**EXERCISE REQUIREMENTS**
Set down each record that follows exactly. Drop the images.

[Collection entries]
[Start of section]

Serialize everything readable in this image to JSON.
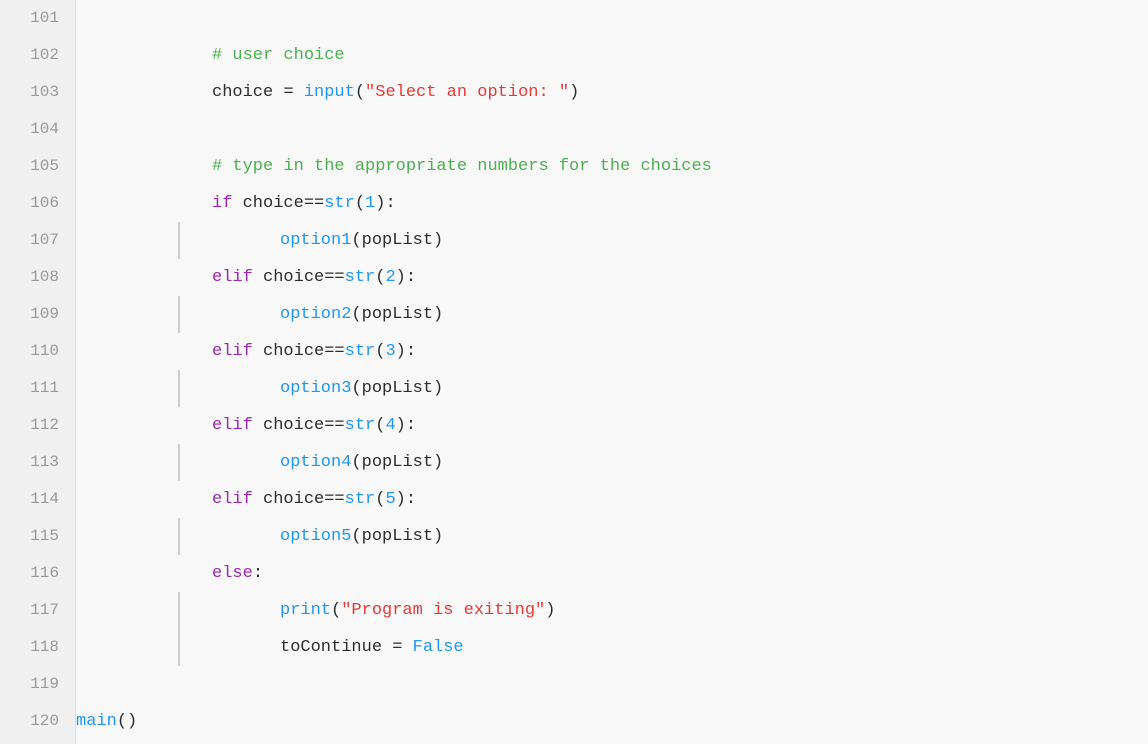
{
  "editor": {
    "background": "#f8f8f8",
    "lines": [
      {
        "num": "101",
        "indent": 0,
        "tokens": []
      },
      {
        "num": "102",
        "indent": 2,
        "tokens": [
          {
            "type": "comment",
            "text": "# user choice"
          }
        ]
      },
      {
        "num": "103",
        "indent": 2,
        "tokens": [
          {
            "type": "default",
            "text": "choice = "
          },
          {
            "type": "builtin",
            "text": "input"
          },
          {
            "type": "default",
            "text": "("
          },
          {
            "type": "string",
            "text": "\"Select an option: \""
          },
          {
            "type": "default",
            "text": ")"
          }
        ]
      },
      {
        "num": "104",
        "indent": 0,
        "tokens": []
      },
      {
        "num": "105",
        "indent": 2,
        "tokens": [
          {
            "type": "comment",
            "text": "# type in the appropriate numbers for the choices"
          }
        ]
      },
      {
        "num": "106",
        "indent": 2,
        "tokens": [
          {
            "type": "keyword",
            "text": "if "
          },
          {
            "type": "default",
            "text": "choice=="
          },
          {
            "type": "builtin",
            "text": "str"
          },
          {
            "type": "default",
            "text": "("
          },
          {
            "type": "number",
            "text": "1"
          },
          {
            "type": "default",
            "text": "):"
          }
        ]
      },
      {
        "num": "107",
        "indent": 3,
        "guide": true,
        "tokens": [
          {
            "type": "func",
            "text": "option1"
          },
          {
            "type": "default",
            "text": "(popList)"
          }
        ]
      },
      {
        "num": "108",
        "indent": 2,
        "tokens": [
          {
            "type": "keyword",
            "text": "elif "
          },
          {
            "type": "default",
            "text": "choice=="
          },
          {
            "type": "builtin",
            "text": "str"
          },
          {
            "type": "default",
            "text": "("
          },
          {
            "type": "number",
            "text": "2"
          },
          {
            "type": "default",
            "text": "):"
          }
        ]
      },
      {
        "num": "109",
        "indent": 3,
        "guide": true,
        "tokens": [
          {
            "type": "func",
            "text": "option2"
          },
          {
            "type": "default",
            "text": "(popList)"
          }
        ]
      },
      {
        "num": "110",
        "indent": 2,
        "tokens": [
          {
            "type": "keyword",
            "text": "elif "
          },
          {
            "type": "default",
            "text": "choice=="
          },
          {
            "type": "builtin",
            "text": "str"
          },
          {
            "type": "default",
            "text": "("
          },
          {
            "type": "number",
            "text": "3"
          },
          {
            "type": "default",
            "text": "):"
          }
        ]
      },
      {
        "num": "111",
        "indent": 3,
        "guide": true,
        "tokens": [
          {
            "type": "func",
            "text": "option3"
          },
          {
            "type": "default",
            "text": "(popList)"
          }
        ]
      },
      {
        "num": "112",
        "indent": 2,
        "tokens": [
          {
            "type": "keyword",
            "text": "elif "
          },
          {
            "type": "default",
            "text": "choice=="
          },
          {
            "type": "builtin",
            "text": "str"
          },
          {
            "type": "default",
            "text": "("
          },
          {
            "type": "number",
            "text": "4"
          },
          {
            "type": "default",
            "text": "):"
          }
        ]
      },
      {
        "num": "113",
        "indent": 3,
        "guide": true,
        "tokens": [
          {
            "type": "func",
            "text": "option4"
          },
          {
            "type": "default",
            "text": "(popList)"
          }
        ]
      },
      {
        "num": "114",
        "indent": 2,
        "tokens": [
          {
            "type": "keyword",
            "text": "elif "
          },
          {
            "type": "default",
            "text": "choice=="
          },
          {
            "type": "builtin",
            "text": "str"
          },
          {
            "type": "default",
            "text": "("
          },
          {
            "type": "number",
            "text": "5"
          },
          {
            "type": "default",
            "text": "):"
          }
        ]
      },
      {
        "num": "115",
        "indent": 3,
        "guide": true,
        "tokens": [
          {
            "type": "func",
            "text": "option5"
          },
          {
            "type": "default",
            "text": "(popList)"
          }
        ]
      },
      {
        "num": "116",
        "indent": 2,
        "tokens": [
          {
            "type": "keyword",
            "text": "else"
          },
          {
            "type": "default",
            "text": ":"
          }
        ]
      },
      {
        "num": "117",
        "indent": 3,
        "guide": true,
        "tokens": [
          {
            "type": "builtin",
            "text": "print"
          },
          {
            "type": "default",
            "text": "("
          },
          {
            "type": "string",
            "text": "\"Program is exiting\""
          },
          {
            "type": "default",
            "text": ")"
          }
        ]
      },
      {
        "num": "118",
        "indent": 3,
        "guide": true,
        "tokens": [
          {
            "type": "default",
            "text": "toContinue = "
          },
          {
            "type": "false",
            "text": "False"
          }
        ]
      },
      {
        "num": "119",
        "indent": 0,
        "tokens": []
      },
      {
        "num": "120",
        "indent": 0,
        "tokens": [
          {
            "type": "func",
            "text": "main"
          },
          {
            "type": "default",
            "text": "()"
          }
        ]
      }
    ]
  }
}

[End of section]

**TASK RESULT**
Serialize everything readable in this image to JSON.
{
  "editor": {
    "background": "#f8f8f8",
    "lines": [
      {
        "num": "101",
        "indent": 0,
        "tokens": []
      },
      {
        "num": "102",
        "indent": 2,
        "tokens": [
          {
            "type": "comment",
            "text": "# user choice"
          }
        ]
      },
      {
        "num": "103",
        "indent": 2,
        "tokens": [
          {
            "type": "default",
            "text": "choice = "
          },
          {
            "type": "builtin",
            "text": "input"
          },
          {
            "type": "default",
            "text": "("
          },
          {
            "type": "string",
            "text": "\"Select an option: \""
          },
          {
            "type": "default",
            "text": ")"
          }
        ]
      },
      {
        "num": "104",
        "indent": 0,
        "tokens": []
      },
      {
        "num": "105",
        "indent": 2,
        "tokens": [
          {
            "type": "comment",
            "text": "# type in the appropriate numbers for the choices"
          }
        ]
      },
      {
        "num": "106",
        "indent": 2,
        "tokens": [
          {
            "type": "keyword",
            "text": "if "
          },
          {
            "type": "default",
            "text": "choice=="
          },
          {
            "type": "builtin",
            "text": "str"
          },
          {
            "type": "default",
            "text": "("
          },
          {
            "type": "number",
            "text": "1"
          },
          {
            "type": "default",
            "text": "):"
          }
        ]
      },
      {
        "num": "107",
        "indent": 3,
        "guide": true,
        "tokens": [
          {
            "type": "func",
            "text": "option1"
          },
          {
            "type": "default",
            "text": "(popList)"
          }
        ]
      },
      {
        "num": "108",
        "indent": 2,
        "tokens": [
          {
            "type": "keyword",
            "text": "elif "
          },
          {
            "type": "default",
            "text": "choice=="
          },
          {
            "type": "builtin",
            "text": "str"
          },
          {
            "type": "default",
            "text": "("
          },
          {
            "type": "number",
            "text": "2"
          },
          {
            "type": "default",
            "text": "):"
          }
        ]
      },
      {
        "num": "109",
        "indent": 3,
        "guide": true,
        "tokens": [
          {
            "type": "func",
            "text": "option2"
          },
          {
            "type": "default",
            "text": "(popList)"
          }
        ]
      },
      {
        "num": "110",
        "indent": 2,
        "tokens": [
          {
            "type": "keyword",
            "text": "elif "
          },
          {
            "type": "default",
            "text": "choice=="
          },
          {
            "type": "builtin",
            "text": "str"
          },
          {
            "type": "default",
            "text": "("
          },
          {
            "type": "number",
            "text": "3"
          },
          {
            "type": "default",
            "text": "):"
          }
        ]
      },
      {
        "num": "111",
        "indent": 3,
        "guide": true,
        "tokens": [
          {
            "type": "func",
            "text": "option3"
          },
          {
            "type": "default",
            "text": "(popList)"
          }
        ]
      },
      {
        "num": "112",
        "indent": 2,
        "tokens": [
          {
            "type": "keyword",
            "text": "elif "
          },
          {
            "type": "default",
            "text": "choice=="
          },
          {
            "type": "builtin",
            "text": "str"
          },
          {
            "type": "default",
            "text": "("
          },
          {
            "type": "number",
            "text": "4"
          },
          {
            "type": "default",
            "text": "):"
          }
        ]
      },
      {
        "num": "113",
        "indent": 3,
        "guide": true,
        "tokens": [
          {
            "type": "func",
            "text": "option4"
          },
          {
            "type": "default",
            "text": "(popList)"
          }
        ]
      },
      {
        "num": "114",
        "indent": 2,
        "tokens": [
          {
            "type": "keyword",
            "text": "elif "
          },
          {
            "type": "default",
            "text": "choice=="
          },
          {
            "type": "builtin",
            "text": "str"
          },
          {
            "type": "default",
            "text": "("
          },
          {
            "type": "number",
            "text": "5"
          },
          {
            "type": "default",
            "text": "):"
          }
        ]
      },
      {
        "num": "115",
        "indent": 3,
        "guide": true,
        "tokens": [
          {
            "type": "func",
            "text": "option5"
          },
          {
            "type": "default",
            "text": "(popList)"
          }
        ]
      },
      {
        "num": "116",
        "indent": 2,
        "tokens": [
          {
            "type": "keyword",
            "text": "else"
          },
          {
            "type": "default",
            "text": ":"
          }
        ]
      },
      {
        "num": "117",
        "indent": 3,
        "guide": true,
        "tokens": [
          {
            "type": "builtin",
            "text": "print"
          },
          {
            "type": "default",
            "text": "("
          },
          {
            "type": "string",
            "text": "\"Program is exiting\""
          },
          {
            "type": "default",
            "text": ")"
          }
        ]
      },
      {
        "num": "118",
        "indent": 3,
        "guide": true,
        "tokens": [
          {
            "type": "default",
            "text": "toContinue = "
          },
          {
            "type": "false",
            "text": "False"
          }
        ]
      },
      {
        "num": "119",
        "indent": 0,
        "tokens": []
      },
      {
        "num": "120",
        "indent": 0,
        "tokens": [
          {
            "type": "func",
            "text": "main"
          },
          {
            "type": "default",
            "text": "()"
          }
        ]
      }
    ]
  }
}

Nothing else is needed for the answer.